    #13 6 months ago
  14. sebastien rivas

    Why do we still go back at the fact Steam is a PC.
    we know Steam is a PC, it was a PC, it is a PC, and will remain a PC but with another OS that is Steam linux.

    Same goes for PS4 and Xb1 even though no one want to see it the truth is that both machines ARE PC based but the OS is not Ms windows, that is the ONLY difference so please don’t bring back the fact Steam is PC based. We already know that and as far as I remember n0ne of VG staff brough this fact up at worst as often for Either console giants for example… just saying guys… just saying.

    @1 You can’t just expect something NEW to be perfect before launch, that is nearly unrealistic.
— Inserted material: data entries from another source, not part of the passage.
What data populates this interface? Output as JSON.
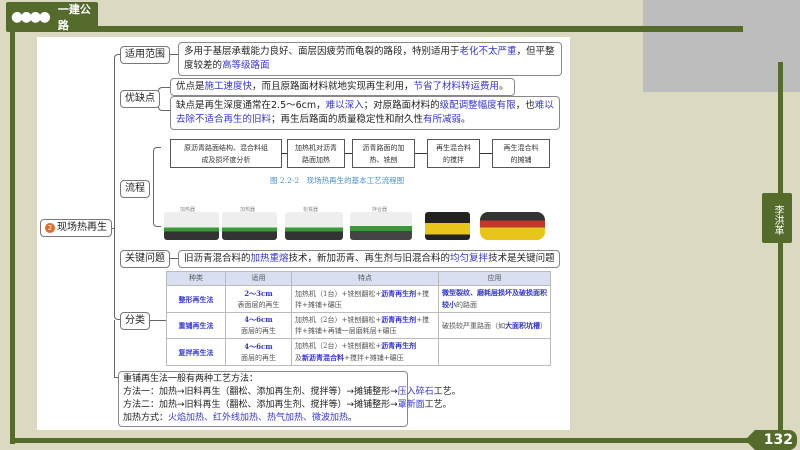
{
  "header": {
    "title": "一建公路",
    "icon": "people-icon"
  },
  "author": "李洪革",
  "page_number": "132",
  "central_node": {
    "badge": "2",
    "label": "现场热再生"
  },
  "branches": {
    "scope": {
      "label": "适用范围",
      "t1": "多用于基层承载能力良好、面层因疲劳而龟裂的路段，特别适用于",
      "h1": "老化不太严重",
      "t2": "，但平整度较差的",
      "h2": "高等级路面"
    },
    "pros_cons": {
      "label": "优缺点",
      "pro": {
        "t1": "优点是",
        "h1": "施工速度快",
        "t2": "，而且原路面材料就地实现再生利用，",
        "h2": "节省了材料转运费用",
        "t3": "。"
      },
      "con": {
        "t1": "缺点是再生深度通常在2.5～6cm，",
        "h1": "难以深入",
        "t2": "；对原路面材料的",
        "h2": "级配调整幅度有限",
        "t3": "，也",
        "h3": "难以去除不适合再生的旧料",
        "t4": "；再生后路面的质量稳定性和耐久性",
        "h4": "有所减弱",
        "t5": "。"
      }
    },
    "process": {
      "label": "流程",
      "steps": [
        "原沥青路面结构、混合料组成及损坏度分析",
        "加热机对沥青路面加热",
        "沥青路面的加热、铣刨",
        "再生混合料的搅拌",
        "再生混合料的摊铺"
      ],
      "caption": "图 2.2-2　现场热再生的基本工艺流程图",
      "machines": [
        "加热器",
        "加热器",
        "松铣器",
        "拌合器"
      ]
    },
    "key_issue": {
      "label": "关键问题",
      "t1": "旧沥青混合料的",
      "h1": "加热重熔",
      "t2": "技术，新加沥青、再生剂与旧混合料的",
      "h2": "均匀复拌",
      "t3": "技术是关键问题"
    },
    "classification": {
      "label": "分类",
      "headers": [
        "种类",
        "适用",
        "特点",
        "应用"
      ],
      "rows": [
        {
          "name": "整形再生法",
          "depth": "2～3cm",
          "layer": "表面层的再生",
          "f1": "加热机（1台）+铣刨翻松+",
          "fh": "沥青再生剂",
          "f2": "+搅拌+摊铺+碾压",
          "app_h": "微型裂纹、磨耗层损坏及破损面积较小",
          "app_t": "的路面"
        },
        {
          "name": "重铺再生法",
          "depth": "4～6cm",
          "layer": "面层的再生",
          "f1": "加热机（2台）+铣刨翻松+",
          "fh": "沥青再生剂",
          "f2": "+搅拌+摊铺+再铺一层磨耗层+碾压",
          "app_t": "破损较严重路面（如",
          "app_h": "大面积坑槽",
          "app_t2": "）"
        },
        {
          "name": "复拌再生法",
          "depth": "4～6cm",
          "layer": "面层的再生",
          "f1": "加热机（2台）+铣刨翻松+",
          "fh": "沥青再生剂",
          "f1b": "及",
          "fh2": "新沥青混合料",
          "f2": "+搅拌+摊铺+碾压"
        }
      ]
    }
  },
  "note": {
    "l1": "重铺再生法一般有两种工艺方法：",
    "l2": "方法一：加热→旧料再生（翻松、添加再生剂、搅拌等）→摊铺整形→",
    "l2h": "压入碎石",
    "l2e": "工艺。",
    "l3": "方法二：加热→旧料再生（翻松、添加再生剂、搅拌等）→摊铺整形→",
    "l3h": "罩新面",
    "l3e": "工艺。",
    "l4": "加热方式：",
    "l4h": "火焰加热、红外线加热、热气加热、微波加热",
    "l4e": "。"
  },
  "colors": {
    "frame": "#556b2b",
    "highlight": "#3535d6",
    "background": "#dcd9c3"
  }
}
Although Thanks Phil for showing us that Steam is heavily going on PR around their controller.
    I believe it will work well even though I am no controller user beside wii remote or K.M.
    Steam should really start kicking next gear well and concisely, constructively, and intelligently, especially with their controller.
    The “its ok it is only native layout to K.M because it’s like that for now can only work for a very very short period of time!
    Bring us Elite with Haptic, that might be easiest for anyone to navigate in space.

    #14 6 months ago
  15. Fin

    @Tormenter

    “I’ve seen it used”

    PROTIP: That means your opinion isn’t as valid as someone who’s actually used the thing.

    #15 6 months ago
  16. OwnedWhenStoned

    I’m sure this has been asked before, but can Steamboxes still be used with a keyboard and mouse?

    As someone who only has one proper thumb, that looks even harder to use than a Xbox / PS3 controller.

    #16 6 months ago